Menopause can be an uncomfortable time, and for some an uncomfortable topic, but this normal, natural process is just one more phase of women’s lives. While it does mean the end of fertility, it certainly does not mean the end of an active, healthy lifestyle as a woman. Signs, which are mainly related to lowered levels of the hormones estrogen and progesterone, can be both physical and mental.
Menopause begins 12 months after a woman’s final menstrual period, which typically happens during a woman’s 40s or 50s. However, women can begin experiencing signs of menopause while still menstruating; this is called perimenopause and occurs in the months or years before menstruation ends. Signs include:

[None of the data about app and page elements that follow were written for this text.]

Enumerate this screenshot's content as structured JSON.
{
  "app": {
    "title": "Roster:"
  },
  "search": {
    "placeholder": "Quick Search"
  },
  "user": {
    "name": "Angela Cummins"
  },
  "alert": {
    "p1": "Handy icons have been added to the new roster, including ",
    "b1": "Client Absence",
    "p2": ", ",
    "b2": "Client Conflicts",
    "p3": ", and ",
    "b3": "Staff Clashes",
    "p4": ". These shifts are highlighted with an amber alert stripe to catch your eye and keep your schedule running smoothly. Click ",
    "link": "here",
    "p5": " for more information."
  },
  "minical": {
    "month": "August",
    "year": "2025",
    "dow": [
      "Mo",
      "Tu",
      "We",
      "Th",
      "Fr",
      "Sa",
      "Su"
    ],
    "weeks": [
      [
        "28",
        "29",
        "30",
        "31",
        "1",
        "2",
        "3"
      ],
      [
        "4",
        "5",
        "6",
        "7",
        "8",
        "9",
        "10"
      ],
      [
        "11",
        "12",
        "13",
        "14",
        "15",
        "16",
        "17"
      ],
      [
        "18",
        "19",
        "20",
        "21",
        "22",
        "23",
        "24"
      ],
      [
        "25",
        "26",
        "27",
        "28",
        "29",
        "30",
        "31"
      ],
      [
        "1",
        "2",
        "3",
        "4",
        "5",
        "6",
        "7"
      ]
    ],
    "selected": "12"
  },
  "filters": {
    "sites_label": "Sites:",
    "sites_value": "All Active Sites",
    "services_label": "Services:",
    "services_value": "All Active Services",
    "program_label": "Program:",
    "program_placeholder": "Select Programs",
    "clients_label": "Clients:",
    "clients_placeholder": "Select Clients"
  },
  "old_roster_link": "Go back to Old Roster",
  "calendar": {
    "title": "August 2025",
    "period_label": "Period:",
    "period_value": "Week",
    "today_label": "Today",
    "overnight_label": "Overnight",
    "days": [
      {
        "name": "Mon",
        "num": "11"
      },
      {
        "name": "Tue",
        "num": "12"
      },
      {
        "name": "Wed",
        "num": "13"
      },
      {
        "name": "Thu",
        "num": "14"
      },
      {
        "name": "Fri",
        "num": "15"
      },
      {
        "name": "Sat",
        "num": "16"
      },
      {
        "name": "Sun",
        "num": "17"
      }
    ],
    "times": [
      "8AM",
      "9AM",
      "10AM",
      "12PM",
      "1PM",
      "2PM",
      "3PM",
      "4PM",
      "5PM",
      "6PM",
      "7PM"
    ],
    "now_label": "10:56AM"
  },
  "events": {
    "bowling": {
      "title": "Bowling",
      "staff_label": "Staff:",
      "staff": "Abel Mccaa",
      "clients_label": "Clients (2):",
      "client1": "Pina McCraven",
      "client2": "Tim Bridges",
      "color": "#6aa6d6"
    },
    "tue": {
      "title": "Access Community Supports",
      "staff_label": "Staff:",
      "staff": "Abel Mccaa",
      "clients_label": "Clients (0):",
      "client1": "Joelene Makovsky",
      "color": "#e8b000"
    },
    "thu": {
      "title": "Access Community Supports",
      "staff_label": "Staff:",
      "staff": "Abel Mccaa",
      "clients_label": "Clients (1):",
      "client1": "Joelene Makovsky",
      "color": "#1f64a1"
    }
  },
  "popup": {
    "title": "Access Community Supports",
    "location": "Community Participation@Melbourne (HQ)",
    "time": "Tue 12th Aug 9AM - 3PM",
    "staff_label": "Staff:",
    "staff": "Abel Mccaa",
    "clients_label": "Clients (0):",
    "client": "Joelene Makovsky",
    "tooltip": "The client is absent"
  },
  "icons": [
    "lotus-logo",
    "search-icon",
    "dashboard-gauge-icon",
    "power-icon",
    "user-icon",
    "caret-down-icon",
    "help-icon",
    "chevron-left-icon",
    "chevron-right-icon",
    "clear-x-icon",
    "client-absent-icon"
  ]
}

• Irregular periods. Leading up to the end of menstruation, most women do not have a period on a regular monthly schedule, and the periods they do have may be heavier or lighter than usual, with occasional spotting. Since pregnancy is still possible during perimenopause, it is important to test for pregnancy if you are unsure if you’re transitioning into menopause. A missed period without pregnancy may be an indicator of perimenopause, but can also occur with physical or emotional stress, thyroid dysfunction, etc.
• Vaginal dryness and more urinary tract infections (UTIs). Signs of vaginal dryness include stinging or burning, itching around the vulva and pain or light bleeding during sexual activity. It can occur at any age, but in perimenopause it is related to the lowered levels of estrogen and progesterone that signal menopause. This dryness can be soothed with a water-based lubricant or physician-approved vaginal moisturizer. Decreased estrogen and progesterone also account for more instances of UTIs due to a lack of hormonal influence on the urethral lining and may be characterized by a persistent urge to urinate or a burning sensation when urinating. Continue Reading »